A new website designed to offer support and assistance to anyone suffering from bullying in employment is being launched this week.
Highlands and Islands MSP Rhoda Grant is being joined by local councillor Sean Morton and Ailsa McDowell from Moray Unison to highlight the new site, which was launched in Inverness on Monday.
The Labour MSP set up the ‘Tackling Oppressive Behaviour in Employment’ (Tobie) website to encourage people to speak out about bullying in the workplace.
She said: “It is a sad reflection on society in the 21st century when bullying is rife within the work place as well as at schools, colleges and in other forms of life.
“The individual who suffers at the hands of bullies is scarred for a very long time if not for life.
“Such behaviour causes mental health issues to the innocent sufferer who is subject to bouts of anxiety, depression, stress, associated illnesses and ultimately absence from work.”
It is an issue that has already generated debate at Moray Council, where fears have been expressed over workplace bullying amongst council staff. One victim of workplace bullying contacted insideMoray recently to express her concerns.
She spoke of months of bullying that finally led to her leaving her job at the local authority earlier this year, saying: “I could not sleep – my health was suffering immensely, and my relationship and home life suffered.

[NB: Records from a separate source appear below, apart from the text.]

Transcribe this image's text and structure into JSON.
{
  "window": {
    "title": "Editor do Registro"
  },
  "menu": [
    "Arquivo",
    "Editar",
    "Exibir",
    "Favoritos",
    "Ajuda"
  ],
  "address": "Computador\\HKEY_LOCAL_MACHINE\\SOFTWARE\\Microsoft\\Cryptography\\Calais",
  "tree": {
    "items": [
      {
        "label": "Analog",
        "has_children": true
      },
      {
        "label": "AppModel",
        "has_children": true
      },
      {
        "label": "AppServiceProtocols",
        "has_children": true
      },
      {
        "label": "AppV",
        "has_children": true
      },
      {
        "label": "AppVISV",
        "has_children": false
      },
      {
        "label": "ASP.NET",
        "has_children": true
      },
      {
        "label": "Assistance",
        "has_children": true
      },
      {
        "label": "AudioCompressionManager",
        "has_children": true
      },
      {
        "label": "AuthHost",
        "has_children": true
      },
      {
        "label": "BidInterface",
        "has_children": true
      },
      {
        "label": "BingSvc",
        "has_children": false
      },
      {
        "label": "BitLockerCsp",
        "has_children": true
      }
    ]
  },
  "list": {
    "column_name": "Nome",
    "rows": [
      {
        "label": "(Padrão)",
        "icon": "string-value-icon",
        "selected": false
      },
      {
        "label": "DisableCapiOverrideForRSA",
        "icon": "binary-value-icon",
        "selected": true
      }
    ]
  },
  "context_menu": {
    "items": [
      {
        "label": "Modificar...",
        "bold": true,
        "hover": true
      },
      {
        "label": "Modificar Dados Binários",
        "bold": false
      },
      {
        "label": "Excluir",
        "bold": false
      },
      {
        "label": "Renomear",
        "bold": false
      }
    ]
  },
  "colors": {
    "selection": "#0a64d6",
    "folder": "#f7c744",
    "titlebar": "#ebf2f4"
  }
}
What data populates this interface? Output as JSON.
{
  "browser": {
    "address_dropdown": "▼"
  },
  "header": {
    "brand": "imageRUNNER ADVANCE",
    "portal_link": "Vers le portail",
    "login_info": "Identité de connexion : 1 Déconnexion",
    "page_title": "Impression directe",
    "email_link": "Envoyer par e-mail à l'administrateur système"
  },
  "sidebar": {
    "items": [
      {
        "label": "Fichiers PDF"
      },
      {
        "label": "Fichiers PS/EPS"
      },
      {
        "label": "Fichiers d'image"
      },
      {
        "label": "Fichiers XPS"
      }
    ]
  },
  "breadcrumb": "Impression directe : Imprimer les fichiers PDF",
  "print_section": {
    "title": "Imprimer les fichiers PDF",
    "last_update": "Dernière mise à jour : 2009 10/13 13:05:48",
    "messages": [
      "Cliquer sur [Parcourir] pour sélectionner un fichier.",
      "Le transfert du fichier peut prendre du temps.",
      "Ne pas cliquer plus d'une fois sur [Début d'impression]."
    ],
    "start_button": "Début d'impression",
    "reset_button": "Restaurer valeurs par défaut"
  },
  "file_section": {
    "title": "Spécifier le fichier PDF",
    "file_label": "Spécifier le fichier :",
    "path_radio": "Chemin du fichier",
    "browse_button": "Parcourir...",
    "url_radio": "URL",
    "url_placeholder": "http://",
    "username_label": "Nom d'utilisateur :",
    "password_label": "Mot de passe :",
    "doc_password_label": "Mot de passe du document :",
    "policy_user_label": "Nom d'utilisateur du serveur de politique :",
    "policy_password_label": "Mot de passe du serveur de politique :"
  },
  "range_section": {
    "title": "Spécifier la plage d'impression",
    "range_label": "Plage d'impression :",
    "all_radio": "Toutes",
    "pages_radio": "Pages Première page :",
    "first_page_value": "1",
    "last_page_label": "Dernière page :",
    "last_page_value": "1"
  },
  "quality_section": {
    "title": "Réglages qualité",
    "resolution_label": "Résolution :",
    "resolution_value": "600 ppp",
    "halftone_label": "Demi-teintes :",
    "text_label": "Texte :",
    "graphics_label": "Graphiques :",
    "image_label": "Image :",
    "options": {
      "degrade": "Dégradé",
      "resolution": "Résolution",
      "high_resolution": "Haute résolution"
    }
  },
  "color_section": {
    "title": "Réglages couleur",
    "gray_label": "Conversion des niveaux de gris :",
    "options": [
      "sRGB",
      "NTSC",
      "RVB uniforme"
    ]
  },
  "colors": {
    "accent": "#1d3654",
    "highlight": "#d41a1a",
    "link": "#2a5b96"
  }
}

“I became depressed and was put on medication for a short time, but also sought counselling, which helped me handle things better.”
Ms Grant has said that all employers have a key role to play in trying to stamp out “anti-social and unacceptable behaviour”, adding: “As a stepping stone in the right direction, every employer should make sure they have an anti bullying policy which all staff are aware of.
“I would like to think that any acts of bullying within the workplace will be viewed seriously and where there is evidence the perpetrator will be subject to disciplinary process.”
Earlier this year Councillors in Moray pledged to introduce a programme of change aimed at putting an end to bullying in the workplace. A working group was created consisting of councillors and trade union representatives with the task of bringing forward possible solutions.
At the time the council’s convener, Councillor Stewart Cree, said: “It would be great to live in a world where there was no bullying, unfortunately this sort of behaviour is all too often experienced.
“We have to try and establish an environment where we try to act with courtesy and respect all day every day. It is possible to achieve cultural change but it might take a long time.”
Ms Grant admitted that it was hard to get people to talk about bullying, adding: “But I would plead with anyone who is subjected to this form of cowardly behaviour to speak to someone about it in the first place, whether that be a colleague or a Line Manager or even a parent or guardian.
“I am hopeful that my site will enable sufferers to seek that right advice and guidance, point them in the right direction and hopefully see the individual being in a position to deal with the bully and break away from this unwanted and despicable behaviour.”
Ahead of the Moray launch of the new site on Friday, Moray Unison spokesperson Ailsa McDowell said: “Employees have a right to expect to be treated with dignity and respect in the workplace.
“For those who suffer it, bullying is a humiliating and distressing experience. It is the role of a trade union to ensure that the risks of bullying at work are minimised and, where it does occur, it is dealt with promptly and appropriately.”
The new website can be found at http://www.tobie.org.uk.